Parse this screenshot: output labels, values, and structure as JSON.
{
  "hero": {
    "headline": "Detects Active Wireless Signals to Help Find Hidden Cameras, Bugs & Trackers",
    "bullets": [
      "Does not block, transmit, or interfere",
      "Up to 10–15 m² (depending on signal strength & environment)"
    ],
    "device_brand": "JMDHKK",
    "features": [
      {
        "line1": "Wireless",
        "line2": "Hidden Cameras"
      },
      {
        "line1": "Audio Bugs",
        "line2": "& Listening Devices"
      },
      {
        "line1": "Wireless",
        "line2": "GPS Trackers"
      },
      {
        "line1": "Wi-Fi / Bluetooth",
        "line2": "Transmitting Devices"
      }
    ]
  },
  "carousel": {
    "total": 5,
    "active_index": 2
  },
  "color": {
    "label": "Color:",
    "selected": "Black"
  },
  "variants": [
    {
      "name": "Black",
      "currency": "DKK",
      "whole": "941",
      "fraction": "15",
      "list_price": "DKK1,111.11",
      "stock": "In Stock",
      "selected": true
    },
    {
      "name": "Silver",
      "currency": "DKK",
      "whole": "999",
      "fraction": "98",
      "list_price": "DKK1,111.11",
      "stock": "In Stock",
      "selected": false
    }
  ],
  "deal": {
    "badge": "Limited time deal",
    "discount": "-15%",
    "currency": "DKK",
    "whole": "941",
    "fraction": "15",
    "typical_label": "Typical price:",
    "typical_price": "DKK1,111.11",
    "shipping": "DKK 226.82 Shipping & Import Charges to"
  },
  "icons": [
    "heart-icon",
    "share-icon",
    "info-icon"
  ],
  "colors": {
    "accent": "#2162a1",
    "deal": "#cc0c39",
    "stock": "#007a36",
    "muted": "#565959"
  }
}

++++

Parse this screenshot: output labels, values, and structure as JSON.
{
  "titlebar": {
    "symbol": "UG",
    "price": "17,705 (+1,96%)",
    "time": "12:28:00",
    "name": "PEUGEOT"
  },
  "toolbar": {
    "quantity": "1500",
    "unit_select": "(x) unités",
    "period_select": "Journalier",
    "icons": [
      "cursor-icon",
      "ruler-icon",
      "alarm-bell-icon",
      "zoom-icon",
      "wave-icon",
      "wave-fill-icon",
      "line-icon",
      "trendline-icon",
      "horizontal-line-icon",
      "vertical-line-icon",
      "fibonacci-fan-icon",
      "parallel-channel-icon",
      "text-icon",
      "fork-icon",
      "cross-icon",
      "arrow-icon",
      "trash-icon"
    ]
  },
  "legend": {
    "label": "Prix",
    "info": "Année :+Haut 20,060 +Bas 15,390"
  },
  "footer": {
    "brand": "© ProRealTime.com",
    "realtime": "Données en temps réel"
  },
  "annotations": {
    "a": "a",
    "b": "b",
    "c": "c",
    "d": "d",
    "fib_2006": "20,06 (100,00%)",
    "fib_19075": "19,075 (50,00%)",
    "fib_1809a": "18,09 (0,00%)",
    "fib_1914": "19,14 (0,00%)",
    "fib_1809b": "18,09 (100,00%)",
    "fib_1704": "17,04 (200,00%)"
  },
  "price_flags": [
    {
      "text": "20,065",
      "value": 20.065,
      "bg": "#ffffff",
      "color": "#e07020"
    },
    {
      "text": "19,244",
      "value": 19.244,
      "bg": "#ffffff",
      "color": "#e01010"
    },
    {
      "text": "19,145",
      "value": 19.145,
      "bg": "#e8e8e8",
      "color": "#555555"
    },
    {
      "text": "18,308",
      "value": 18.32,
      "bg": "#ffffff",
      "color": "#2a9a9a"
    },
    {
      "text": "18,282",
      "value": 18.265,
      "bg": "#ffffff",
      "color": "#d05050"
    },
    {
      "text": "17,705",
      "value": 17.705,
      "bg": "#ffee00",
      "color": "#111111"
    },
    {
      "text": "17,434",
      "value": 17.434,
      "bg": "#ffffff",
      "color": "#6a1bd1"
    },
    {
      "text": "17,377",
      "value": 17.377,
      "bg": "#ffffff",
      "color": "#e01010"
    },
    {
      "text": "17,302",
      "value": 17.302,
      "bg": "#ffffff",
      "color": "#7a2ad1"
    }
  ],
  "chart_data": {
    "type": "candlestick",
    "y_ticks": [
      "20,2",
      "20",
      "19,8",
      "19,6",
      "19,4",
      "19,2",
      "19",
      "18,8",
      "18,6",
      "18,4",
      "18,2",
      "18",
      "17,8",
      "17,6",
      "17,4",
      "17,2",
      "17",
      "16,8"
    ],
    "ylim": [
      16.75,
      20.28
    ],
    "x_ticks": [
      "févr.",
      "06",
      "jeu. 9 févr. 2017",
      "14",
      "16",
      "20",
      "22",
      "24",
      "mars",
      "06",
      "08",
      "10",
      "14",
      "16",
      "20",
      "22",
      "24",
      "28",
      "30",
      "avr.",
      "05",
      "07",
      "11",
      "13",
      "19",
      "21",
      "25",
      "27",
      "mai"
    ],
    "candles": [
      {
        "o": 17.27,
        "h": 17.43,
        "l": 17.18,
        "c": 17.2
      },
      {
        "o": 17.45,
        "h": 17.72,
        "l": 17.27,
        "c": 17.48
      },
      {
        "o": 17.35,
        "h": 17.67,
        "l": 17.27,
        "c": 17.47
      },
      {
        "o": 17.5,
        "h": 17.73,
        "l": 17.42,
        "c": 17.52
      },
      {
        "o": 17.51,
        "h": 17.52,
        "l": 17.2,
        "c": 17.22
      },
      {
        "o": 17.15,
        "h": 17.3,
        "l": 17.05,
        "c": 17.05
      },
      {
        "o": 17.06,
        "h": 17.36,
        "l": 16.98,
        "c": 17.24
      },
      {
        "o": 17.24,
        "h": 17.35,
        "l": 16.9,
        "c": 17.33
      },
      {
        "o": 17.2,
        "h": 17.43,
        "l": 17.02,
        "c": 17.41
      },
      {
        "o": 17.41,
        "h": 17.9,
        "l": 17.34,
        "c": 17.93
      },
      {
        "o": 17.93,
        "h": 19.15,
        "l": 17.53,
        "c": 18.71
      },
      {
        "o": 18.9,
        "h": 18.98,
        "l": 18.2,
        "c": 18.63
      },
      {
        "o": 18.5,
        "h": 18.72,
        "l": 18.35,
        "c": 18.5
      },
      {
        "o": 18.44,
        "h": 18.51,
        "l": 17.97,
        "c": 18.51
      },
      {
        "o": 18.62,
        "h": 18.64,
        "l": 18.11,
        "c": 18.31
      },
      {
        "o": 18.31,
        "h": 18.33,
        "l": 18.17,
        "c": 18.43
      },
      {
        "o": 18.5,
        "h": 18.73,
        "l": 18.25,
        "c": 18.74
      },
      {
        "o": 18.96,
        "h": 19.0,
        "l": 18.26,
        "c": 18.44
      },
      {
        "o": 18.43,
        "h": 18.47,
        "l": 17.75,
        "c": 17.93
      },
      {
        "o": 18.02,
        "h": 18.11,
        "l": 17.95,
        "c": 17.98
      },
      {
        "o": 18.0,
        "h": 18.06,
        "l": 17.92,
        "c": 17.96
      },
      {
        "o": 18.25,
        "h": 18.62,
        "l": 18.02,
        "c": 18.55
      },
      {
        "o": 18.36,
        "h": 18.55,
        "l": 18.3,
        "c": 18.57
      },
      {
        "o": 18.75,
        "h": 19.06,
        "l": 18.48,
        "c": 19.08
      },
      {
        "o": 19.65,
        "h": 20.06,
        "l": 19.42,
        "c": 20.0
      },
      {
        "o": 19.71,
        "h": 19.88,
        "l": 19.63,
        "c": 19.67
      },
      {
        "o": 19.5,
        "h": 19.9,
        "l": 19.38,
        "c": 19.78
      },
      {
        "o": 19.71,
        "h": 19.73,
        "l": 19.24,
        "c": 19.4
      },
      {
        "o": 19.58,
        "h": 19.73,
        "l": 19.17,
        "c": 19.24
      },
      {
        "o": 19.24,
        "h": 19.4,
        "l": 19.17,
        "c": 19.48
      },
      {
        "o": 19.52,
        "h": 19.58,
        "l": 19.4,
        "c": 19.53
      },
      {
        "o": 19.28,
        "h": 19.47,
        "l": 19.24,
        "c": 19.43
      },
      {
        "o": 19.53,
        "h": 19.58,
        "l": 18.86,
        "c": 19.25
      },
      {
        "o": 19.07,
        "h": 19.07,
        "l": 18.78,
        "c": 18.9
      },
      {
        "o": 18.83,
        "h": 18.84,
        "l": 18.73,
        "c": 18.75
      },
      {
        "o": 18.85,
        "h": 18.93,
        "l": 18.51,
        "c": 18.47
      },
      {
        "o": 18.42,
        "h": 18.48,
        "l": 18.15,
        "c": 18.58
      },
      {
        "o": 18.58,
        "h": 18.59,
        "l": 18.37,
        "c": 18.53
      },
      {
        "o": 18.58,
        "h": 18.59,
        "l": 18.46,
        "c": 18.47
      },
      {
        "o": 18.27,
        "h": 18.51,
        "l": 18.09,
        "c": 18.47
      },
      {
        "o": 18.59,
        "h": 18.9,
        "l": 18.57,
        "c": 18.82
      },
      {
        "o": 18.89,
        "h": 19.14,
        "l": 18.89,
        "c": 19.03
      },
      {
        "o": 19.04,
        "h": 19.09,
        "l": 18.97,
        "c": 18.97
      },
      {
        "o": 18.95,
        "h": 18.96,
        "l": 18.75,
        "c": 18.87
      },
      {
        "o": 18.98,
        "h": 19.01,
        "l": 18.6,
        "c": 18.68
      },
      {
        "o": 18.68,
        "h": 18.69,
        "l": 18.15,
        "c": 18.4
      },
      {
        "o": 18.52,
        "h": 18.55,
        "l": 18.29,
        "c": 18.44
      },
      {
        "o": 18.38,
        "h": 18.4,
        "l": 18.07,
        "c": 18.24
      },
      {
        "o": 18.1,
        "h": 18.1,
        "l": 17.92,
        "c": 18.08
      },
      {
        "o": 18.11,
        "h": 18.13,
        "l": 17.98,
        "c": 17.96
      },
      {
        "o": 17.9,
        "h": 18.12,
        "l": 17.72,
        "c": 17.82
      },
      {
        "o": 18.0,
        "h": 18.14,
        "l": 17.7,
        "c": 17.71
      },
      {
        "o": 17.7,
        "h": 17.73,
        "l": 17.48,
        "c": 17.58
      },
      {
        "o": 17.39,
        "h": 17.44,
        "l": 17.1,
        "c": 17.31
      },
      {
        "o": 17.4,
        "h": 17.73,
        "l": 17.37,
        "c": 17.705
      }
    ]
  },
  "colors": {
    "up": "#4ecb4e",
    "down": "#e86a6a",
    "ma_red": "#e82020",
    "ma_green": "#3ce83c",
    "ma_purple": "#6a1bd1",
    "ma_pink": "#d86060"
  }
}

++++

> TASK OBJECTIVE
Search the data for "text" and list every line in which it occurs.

> REPLY TO THE EXERCISE
      "text-icon",
      "text": "20,065",
      "text": "19,244",
      "text": "19,145",
      "text": "18,308",
      "text": "18,282",
      "text": "17,705",
      "text": "17,434",
      "text": "17,377",
      "text": "17,302",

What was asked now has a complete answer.